▸ Exercise prompt:
Identify each line below containing the string "Rapportér" and copy it.

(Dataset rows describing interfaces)
*** Begin section ***
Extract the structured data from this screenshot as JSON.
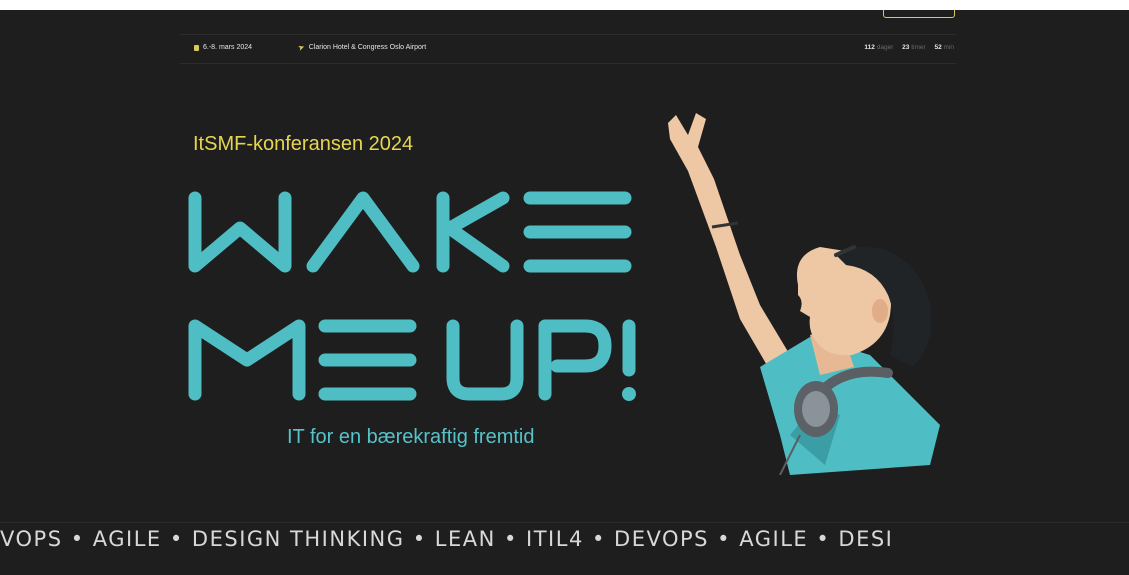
{
  "info_bar": {
    "date": "6.-8. mars 2024",
    "location": "Clarion Hotel & Congress Oslo Airport",
    "countdown": {
      "days_value": "112",
      "days_unit": "dager",
      "hours_value": "23",
      "hours_unit": "timer",
      "minutes_value": "52",
      "minutes_unit": "min"
    }
  },
  "hero": {
    "subtitle": "ItSMF-konferansen 2024",
    "title_line1": "WAKE",
    "title_line2": "ME UP!",
    "tagline": "IT for en bærekraftig fremtid"
  },
  "ticker": {
    "text": "VOPS  •  AGILE  •  DESIGN  THINKING  •  LEAN  •  ITIL4  •  DEVOPS  •  AGILE  •  DESI"
  },
  "colors": {
    "background": "#1e1e1f",
    "accent_yellow": "#e6d64f",
    "accent_teal": "#4fbec4",
    "ticker_text": "#d8d8d8"
  },
  "icons": [
    "calendar-icon",
    "location-pin-icon"
  ]
}
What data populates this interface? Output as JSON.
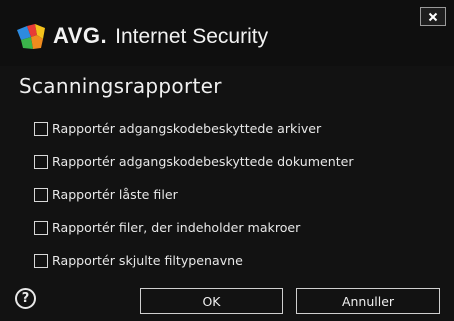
{
  "header": {
    "brand": "AVG.",
    "product": "Internet Security",
    "logo_icon": "avg-logo-icon",
    "close_icon": "close-icon"
  },
  "dialog": {
    "heading": "Scanningsrapporter",
    "options": [
      {
        "label": "Rapportér adgangskodebeskyttede arkiver",
        "checked": false
      },
      {
        "label": "Rapportér adgangskodebeskyttede dokumenter",
        "checked": false
      },
      {
        "label": "Rapportér låste filer",
        "checked": false
      },
      {
        "label": "Rapportér filer, der indeholder makroer",
        "checked": false
      },
      {
        "label": "Rapportér skjulte filtypenavne",
        "checked": false
      }
    ]
  },
  "footer": {
    "help_icon": "help-icon",
    "ok_label": "OK",
    "cancel_label": "Annuller"
  },
  "colors": {
    "background": "#121212",
    "text": "#e8e8e8",
    "border": "#cfcfcf"
  }
}
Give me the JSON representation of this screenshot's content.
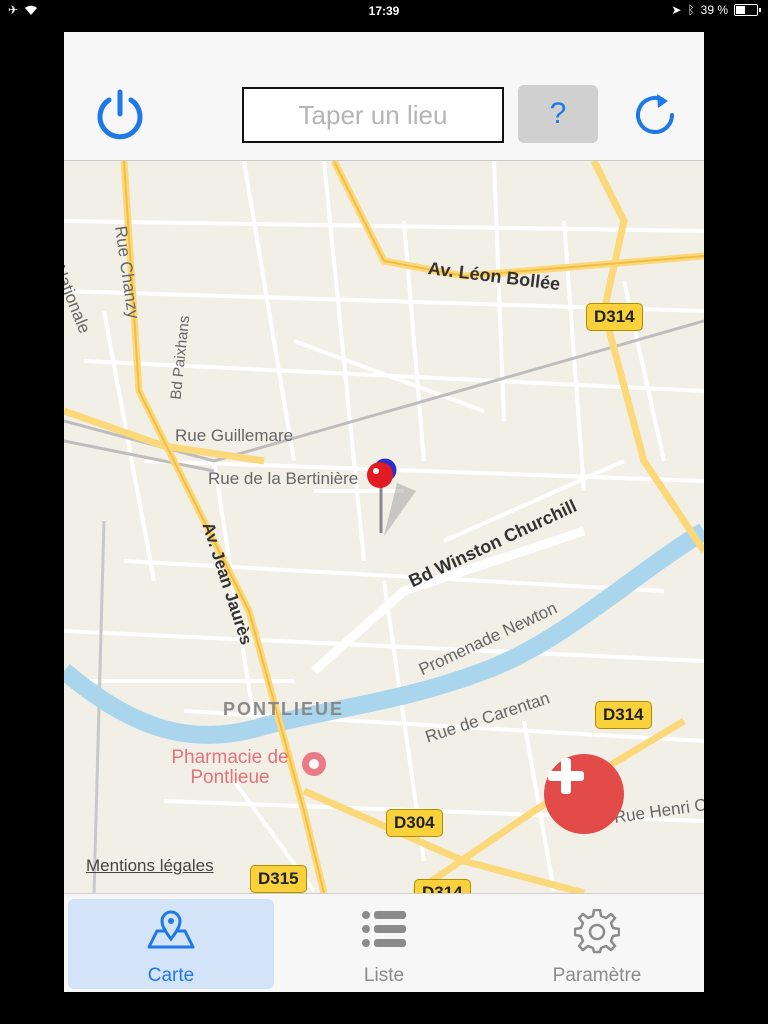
{
  "status_bar": {
    "time": "17:39",
    "battery": "39 %",
    "battery_level": 0.39
  },
  "header": {
    "power_icon": "power-icon",
    "search_placeholder": "Taper un lieu",
    "search_value": "",
    "help_label": "?",
    "refresh_icon": "refresh-icon"
  },
  "map": {
    "labels": {
      "nationale": "Nationale",
      "rue_chanzy": "Rue Chanzy",
      "bd_paixhans": "Bd Paixhans",
      "av_leon_bollee": "Av. Léon Bollée",
      "rue_guillemare": "Rue Guillemare",
      "rue_bertiniere": "Rue de la Bertinière",
      "bd_churchill": "Bd Winston Churchill",
      "av_jean_jaures": "Av. Jean Jaurès",
      "promenade_newton": "Promenade Newton",
      "pontlieue": "PONTLIEUE",
      "rue_carentan": "Rue de Carentan",
      "rue_henri": "Rue Henri Cha",
      "pharmacie": "Pharmacie de Pontlieue"
    },
    "shields": {
      "d314_a": "D314",
      "d314_b": "D314",
      "d314_c": "D314",
      "d304": "D304",
      "d315": "D315"
    },
    "legal": "Mentions légales"
  },
  "tabs": [
    {
      "label": "Carte",
      "icon": "map-pin-icon",
      "active": true
    },
    {
      "label": "Liste",
      "icon": "list-icon",
      "active": false
    },
    {
      "label": "Paramètre",
      "icon": "gear-icon",
      "active": false
    }
  ],
  "colors": {
    "accent": "#1e78e6",
    "fab": "#e24b48",
    "water": "#a9d6ed",
    "major_road": "#fbd97a",
    "map_bg": "#f2efe7"
  }
}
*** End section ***
▸ Answer box:
        "label": "Rapportér adgangskodebeskyttede arkiver",
        "label": "Rapportér adgangskodebeskyttede dokumenter",
        "label": "Rapportér låste filer",
        "label": "Rapportér filer, der indeholder makroer",
        "label": "Rapportér skjulte filtypenavne",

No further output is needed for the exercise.